Contributors: Ken Harrop; Vera Morris; Bill Williamson
Publisher: BBC Open University
Keyword(s): Clifford Smith; Colin Gray; David Kershaw; Educational attainment; Local authority; M.A. Sproat; Philip Saul; Resources; Robert Aitken; Tom Scrivener
Footage description: The programme opens with shots of children playing in a Gateshead primary school. Over shots of a delapidated area of Gateshead, ken Harrap of the North East Area Study argues that Gateshead is a working class town. Vera Morris (Open University) introduces Bill Williamson of Durham University. Williamson argues that educational attainment is related to provision of resources. Morris explains that the programme will compare educational attainment in Gateshead and Coventry. Williamson briefly states that Coventry has done better because more children have stayed on at school. In interview Robert Aitken, Director of Education in Coventry, lists the criteria he uses for the allocation of resources within the LEA. Tom Scrivener, head of Coventry's Elmbank Teachers Centre, explains the importance of such centres. Aitken gives a fairly broad definition of the term 'resources'. Williamson argues that the political motivation of a local authority is important. Aitken maintains that the local authority in Coventry is fairly radical. David Kershaw, a Coventry teacher, provides a variety of criteria for assessing whether resources are being used effectively.
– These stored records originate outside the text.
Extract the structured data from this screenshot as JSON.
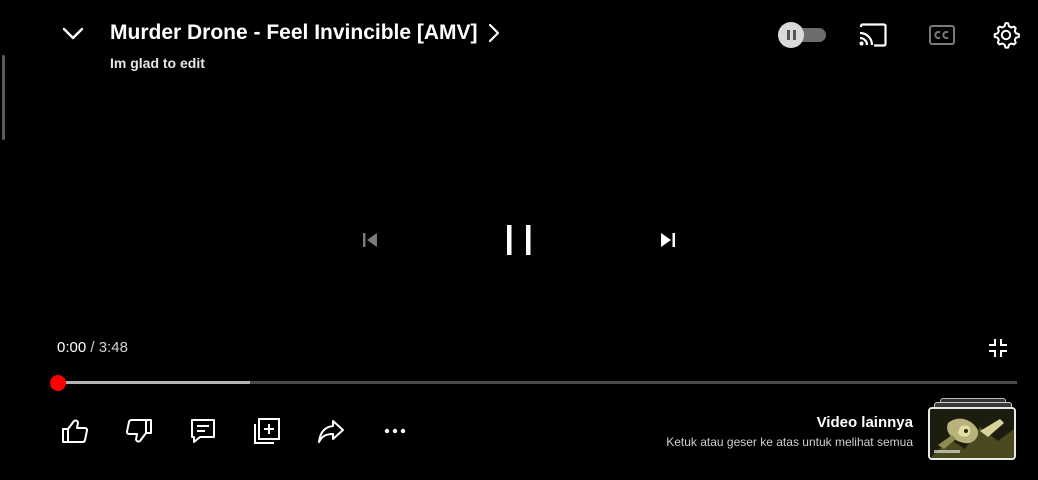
{
  "video": {
    "title": "Murder Drone - Feel Invincible [AMV]",
    "channel": "Im glad to edit"
  },
  "icons": {
    "collapse": "chevron-down-icon",
    "title_more": "chevron-right-icon",
    "autoplay": "autoplay-toggle-icon",
    "cast": "cast-icon",
    "captions": "closed-captions-icon",
    "settings": "gear-icon",
    "previous": "skip-previous-icon",
    "play_pause": "pause-icon",
    "next": "skip-next-icon",
    "exit_fullscreen": "exit-fullscreen-icon",
    "like": "thumbs-up-icon",
    "dislike": "thumbs-down-icon",
    "comments": "comment-icon",
    "save": "add-to-playlist-icon",
    "share": "share-icon",
    "more": "more-horizontal-icon"
  },
  "playback": {
    "current_time": "0:00",
    "separator": " / ",
    "duration": "3:48",
    "played_fraction": 0.0,
    "buffered_fraction": 0.2,
    "autoplay_on": false,
    "previous_enabled": false
  },
  "more_videos": {
    "title": "Video lainnya",
    "subtitle": "Ketuk atau geser ke atas untuk melihat semua"
  },
  "colors": {
    "background": "#000000",
    "progress_played": "#ff0000",
    "progress_buffered": "#b5b5b5",
    "progress_track": "#4a4a4a",
    "disabled_icon": "#7a7a7a"
  }
}
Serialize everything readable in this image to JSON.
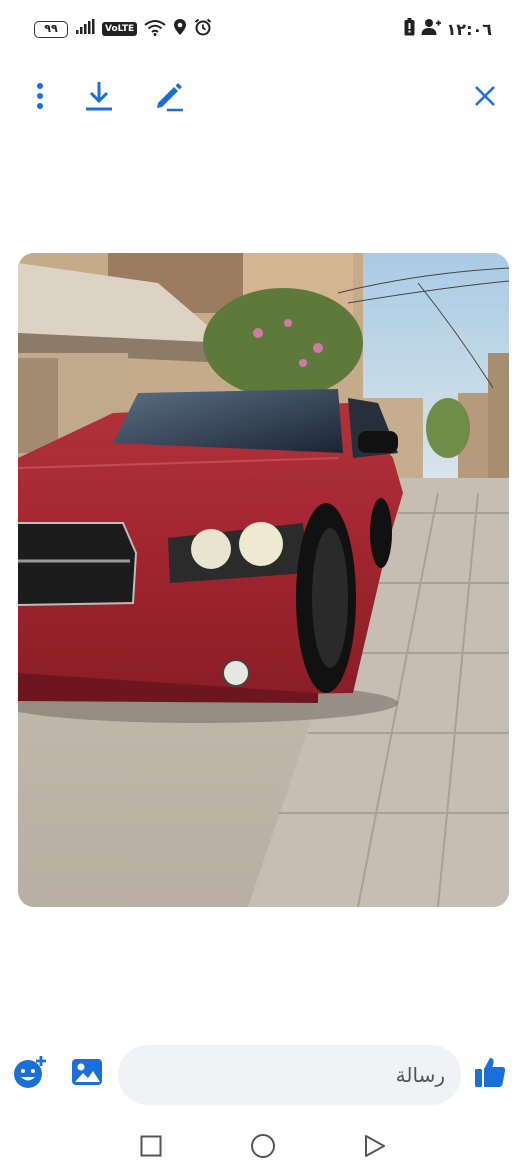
{
  "status_bar": {
    "battery_level": "٩٩",
    "network_badge": "VoLTE",
    "time": "١٢:٠٦",
    "icons": [
      "battery-icon",
      "signal-icon",
      "volte-icon",
      "wifi-icon",
      "location-icon",
      "alarm-icon",
      "phone-battery-icon",
      "user-add-icon"
    ]
  },
  "toolbar": {
    "icons": [
      "more-vertical-icon",
      "download-icon",
      "edit-icon",
      "close-icon"
    ],
    "accent_color": "#1a6fd8"
  },
  "photo": {
    "subject": "red-car-photo"
  },
  "composer": {
    "placeholder": "رسالة",
    "icons": [
      "add-emoji-icon",
      "gallery-icon",
      "thumbs-up-icon"
    ],
    "accent_color": "#1a6fd8"
  },
  "navbar": {
    "icons": [
      "recents-icon",
      "home-icon",
      "back-icon"
    ]
  }
}
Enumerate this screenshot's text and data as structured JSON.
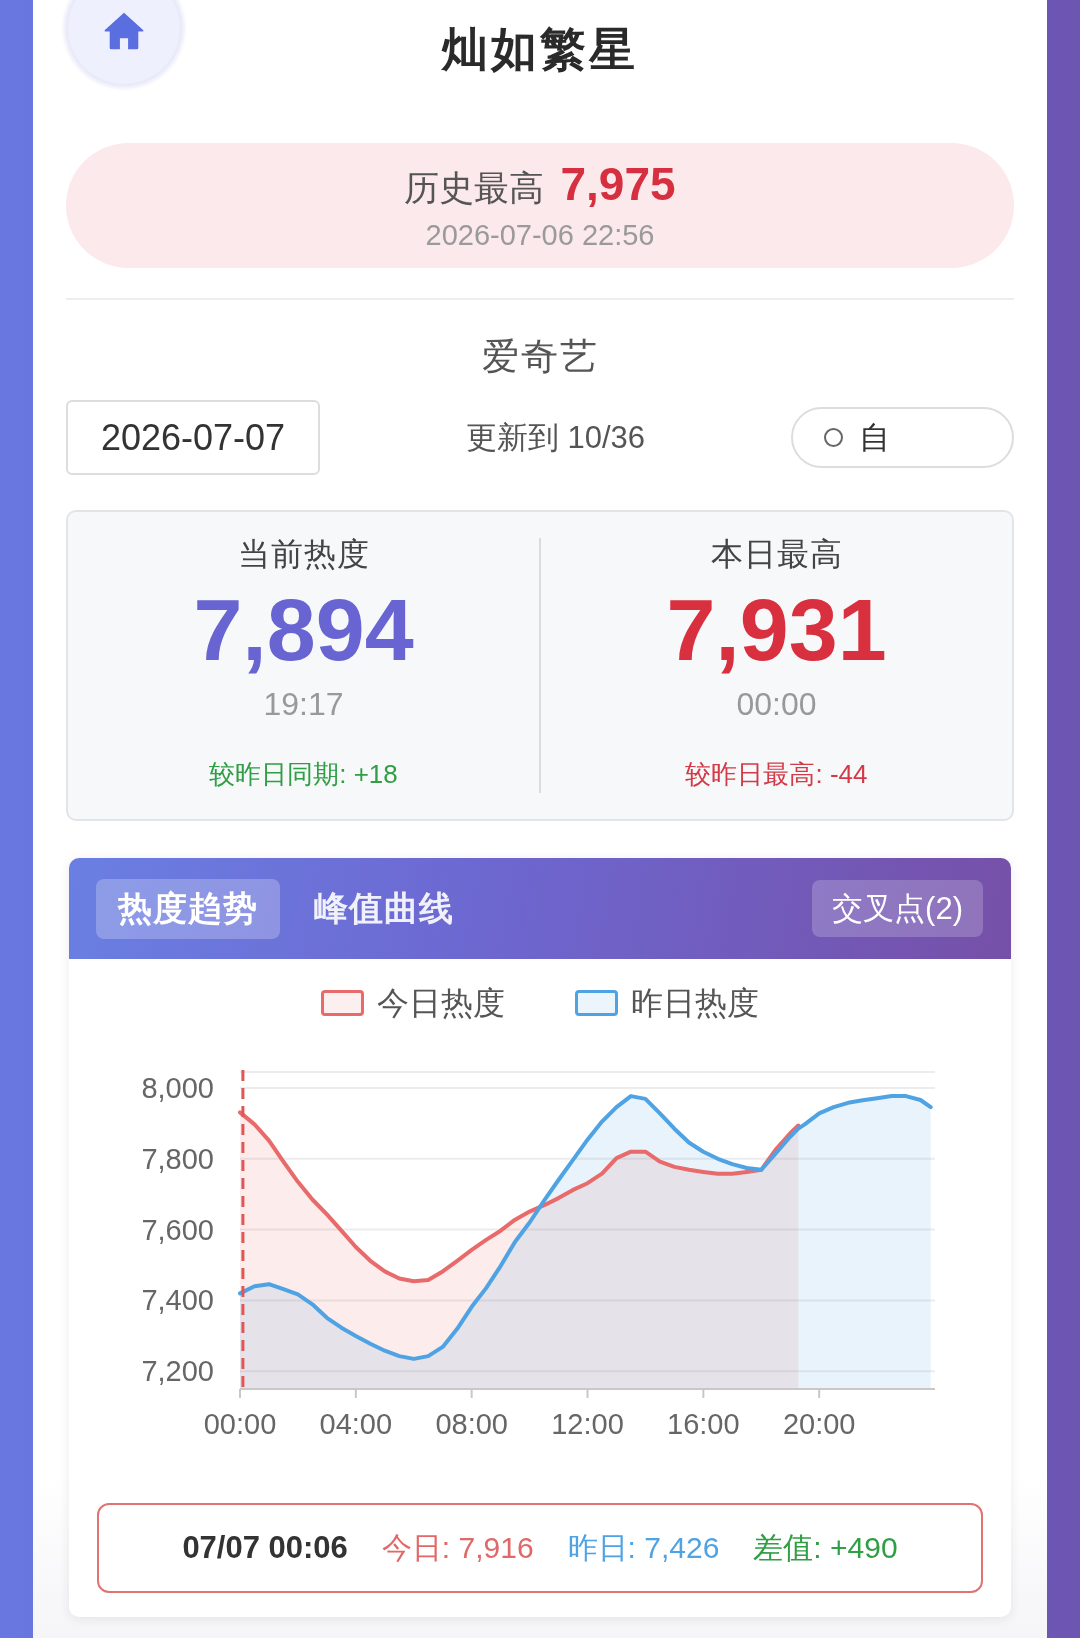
{
  "header": {
    "title": "灿如繁星"
  },
  "record": {
    "label": "历史最高",
    "value": "7,975",
    "time": "2026-07-06 22:56"
  },
  "platform": "爱奇艺",
  "controls": {
    "date": "2026-07-07",
    "update_status": "更新到 10/36",
    "toggle": {
      "label": "自",
      "on": false
    }
  },
  "stats": [
    {
      "label": "当前热度",
      "value": "7,894",
      "time": "19:17",
      "color": "#6864d2",
      "comparison": {
        "text": "较昨日同期: +18",
        "color": "#2f9e44"
      }
    },
    {
      "label": "本日最高",
      "value": "7,931",
      "time": "00:00",
      "color": "#d9303f",
      "comparison": {
        "text": "较昨日最高: -44",
        "color": "#d23a48"
      }
    }
  ],
  "chart_panel": {
    "tabs": [
      {
        "label": "热度趋势",
        "selected": true
      },
      {
        "label": "峰值曲线",
        "selected": false
      }
    ],
    "action": "交叉点(2)",
    "chart_data": {
      "type": "area",
      "x": [
        0,
        0.5,
        1,
        1.5,
        2,
        2.5,
        3,
        3.5,
        4,
        4.5,
        5,
        5.5,
        6,
        6.5,
        7,
        7.5,
        8,
        8.5,
        9,
        9.5,
        10,
        10.5,
        11,
        11.5,
        12,
        12.5,
        13,
        13.5,
        14,
        14.5,
        15,
        15.5,
        16,
        16.5,
        17,
        17.5,
        18,
        18.5,
        19,
        19.28,
        19.5,
        20,
        20.5,
        21,
        21.5,
        22,
        22.5,
        23,
        23.5,
        23.85
      ],
      "xlim": [
        0,
        24
      ],
      "ylim": [
        7150,
        8045
      ],
      "xticks": [
        {
          "value": 0,
          "label": "00:00"
        },
        {
          "value": 4,
          "label": "04:00"
        },
        {
          "value": 8,
          "label": "08:00"
        },
        {
          "value": 12,
          "label": "12:00"
        },
        {
          "value": 16,
          "label": "16:00"
        },
        {
          "value": 20,
          "label": "20:00"
        }
      ],
      "yticks": [
        {
          "value": 7200,
          "label": "7,200"
        },
        {
          "value": 7400,
          "label": "7,400"
        },
        {
          "value": 7600,
          "label": "7,600"
        },
        {
          "value": 7800,
          "label": "7,800"
        },
        {
          "value": 8000,
          "label": "8,000"
        }
      ],
      "grid": true,
      "stacked": false,
      "series": [
        {
          "name": "今日热度",
          "color": "#e86a6a",
          "values": [
            7931,
            7897,
            7851,
            7792,
            7735,
            7685,
            7643,
            7597,
            7551,
            7512,
            7482,
            7462,
            7454,
            7458,
            7482,
            7512,
            7543,
            7571,
            7597,
            7628,
            7651,
            7669,
            7689,
            7712,
            7731,
            7758,
            7802,
            7820,
            7820,
            7792,
            7777,
            7769,
            7763,
            7758,
            7758,
            7763,
            7769,
            7826,
            7872,
            7894,
            null,
            null,
            null,
            null,
            null,
            null,
            null,
            null,
            null,
            null
          ]
        },
        {
          "name": "昨日热度",
          "color": "#4fa3e3",
          "values": [
            7420,
            7440,
            7446,
            7432,
            7417,
            7389,
            7351,
            7323,
            7300,
            7278,
            7258,
            7243,
            7235,
            7243,
            7269,
            7320,
            7382,
            7435,
            7497,
            7566,
            7620,
            7682,
            7740,
            7797,
            7854,
            7905,
            7946,
            7977,
            7969,
            7928,
            7885,
            7846,
            7820,
            7800,
            7785,
            7774,
            7769,
            7815,
            7862,
            7885,
            7897,
            7928,
            7946,
            7958,
            7965,
            7971,
            7977,
            7977,
            7966,
            7946
          ]
        }
      ],
      "ref_lines": [
        {
          "axis": "x",
          "value": 0.1,
          "color": "#e05656"
        }
      ]
    },
    "tooltip": {
      "time": "07/07 00:06",
      "items": [
        {
          "text": "今日: 7,916",
          "color": "#e06868"
        },
        {
          "text": "昨日: 7,426",
          "color": "#4fa3e3"
        },
        {
          "text": "差值: +490",
          "color": "#2f9e44"
        }
      ]
    }
  }
}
Robert Aitken maintains that such measurement is difficult. Morris makes a brief comment about Gateshead over a shot of the town port. Williamson compares Gateshead's educational performance with that of Coventry. Gateshead's Director of Education, Margaret Sproat argues that not everyone wishes to stay on at school. Two Gateshead sixthformers, Philip Saul and Julie Snee, explain why many people leave school at 16. Over shots of slum housing, Williamson argues that educational attainment is more difficult in an impoverished local authority. Headmaster Colin Gray describes the problems facing Gateshead Council. From one of the town's areas of new housing development, Councillor Collins explains why housing is seen as the priority for resource allocation. Williamson and Morris comment on these remarks, and Margaret Sproat specifically mentions the need to improve primary schools. Clifford Smith, headmaster of a Gateshead primary school, describes the problem of vandalism over shots of his school. Over shots of children playing tennis, Morris states that there are other ways of measuring attainment than by staying on at school. Colin Gray describes his school's achievements. Williamson and Sproat give opinions on the importance of staying on at school. Over shots of new factories in Gateshead, Harrop and Williamson describe the extent of unemployment in the area. The programme ends with shots of a number of schools, over which Gray, Smith and Williamson make concluding remarks about the role of education in helping the disadvantaged.
Master spool number: 6HT/72564
Production number: 00525_6143
Videofinder number: 4000
Available to public: no